François Fillon: The Republicans party (centre-right)
The former prime minister was once favorite to win the election but his campaign was derailed by the alleged “fake jobs” scandal – police are investigating claims he paid his wife and two of his sons from public funds for work they did not do, Fillon denies wrongdoing. The 63-year-old wants to reform the Schengen Agreement, cut 500,000 public sector jobs, slash public spending, reduce taxes, undermine trade union power and cut immigration to a “strict minimum”.
Who is favorite to win?

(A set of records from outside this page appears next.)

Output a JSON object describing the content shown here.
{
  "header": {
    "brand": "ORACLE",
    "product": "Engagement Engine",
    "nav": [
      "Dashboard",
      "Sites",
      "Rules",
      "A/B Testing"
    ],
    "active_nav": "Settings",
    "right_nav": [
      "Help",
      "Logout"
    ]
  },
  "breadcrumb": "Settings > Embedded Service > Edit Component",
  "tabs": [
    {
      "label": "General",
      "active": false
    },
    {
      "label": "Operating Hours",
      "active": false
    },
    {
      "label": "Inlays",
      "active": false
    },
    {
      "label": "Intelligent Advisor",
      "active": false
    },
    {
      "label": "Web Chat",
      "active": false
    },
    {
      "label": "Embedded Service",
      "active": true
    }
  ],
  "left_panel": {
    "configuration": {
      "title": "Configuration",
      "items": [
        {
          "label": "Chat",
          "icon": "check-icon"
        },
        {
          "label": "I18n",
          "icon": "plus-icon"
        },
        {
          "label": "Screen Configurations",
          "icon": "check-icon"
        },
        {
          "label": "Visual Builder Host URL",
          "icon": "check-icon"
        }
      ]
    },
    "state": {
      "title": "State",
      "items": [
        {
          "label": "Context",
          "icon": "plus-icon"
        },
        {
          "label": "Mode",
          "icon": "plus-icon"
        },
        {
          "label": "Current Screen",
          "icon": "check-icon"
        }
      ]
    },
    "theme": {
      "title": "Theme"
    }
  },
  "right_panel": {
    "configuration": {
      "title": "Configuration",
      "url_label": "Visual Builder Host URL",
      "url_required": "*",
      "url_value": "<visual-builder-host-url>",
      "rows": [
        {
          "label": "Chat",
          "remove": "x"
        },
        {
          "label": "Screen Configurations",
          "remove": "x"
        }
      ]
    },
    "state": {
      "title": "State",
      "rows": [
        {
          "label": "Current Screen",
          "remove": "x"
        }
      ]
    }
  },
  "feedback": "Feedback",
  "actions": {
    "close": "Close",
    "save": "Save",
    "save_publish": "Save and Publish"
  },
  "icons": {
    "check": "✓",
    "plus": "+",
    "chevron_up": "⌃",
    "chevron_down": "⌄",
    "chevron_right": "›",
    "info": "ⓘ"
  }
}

Le Pen is currently forecast to win the first round of elections with Macron favored to beat her in the final round. However, there are a large number of ‘floating’ voters who have yet to decide. Once a model for election turnout, voter dissatisfaction has become widespread in France in recent years with some reports estimating up to a third of those entitled to vote will stay at home on election day. Voter engagement campaigns such as #WomenHaveThePower (see videos below) – a joint action between Women’s March Global and Les Glorieuses to encourage female voter participation, and Citizen Challenge targeting younger voters, are underway in a bid to boost turnout.
Why is this election so important?
As one of the most influential players in the EU, France is pivotal to its future. A win for Le Pen or Jean-Luc Mélenchon might not just mean an EU referendum and Frexit for France but could precipitate the end of the EU as we know it, dismantling the basis of more than 40 years of a united and peaceful Europe and ending free trade and movement of its citizens.
Increased protectionist policies would be likely to reduce European economic growth and prosperity, weakening its negotiating power with the rest of the world. Some also fear any further undermining of the EU would leave Eastern Europe more vulnerable to Russian expansionism and associated military conflict.
In addition, a win for Le Pen would mark the most significant shift to extreme right-wing politics in France since the Vichy regime of World War II, potentially turning the country’s historic socialist identity inside out and throwing its motto — liberty, equality, fraternity — into question.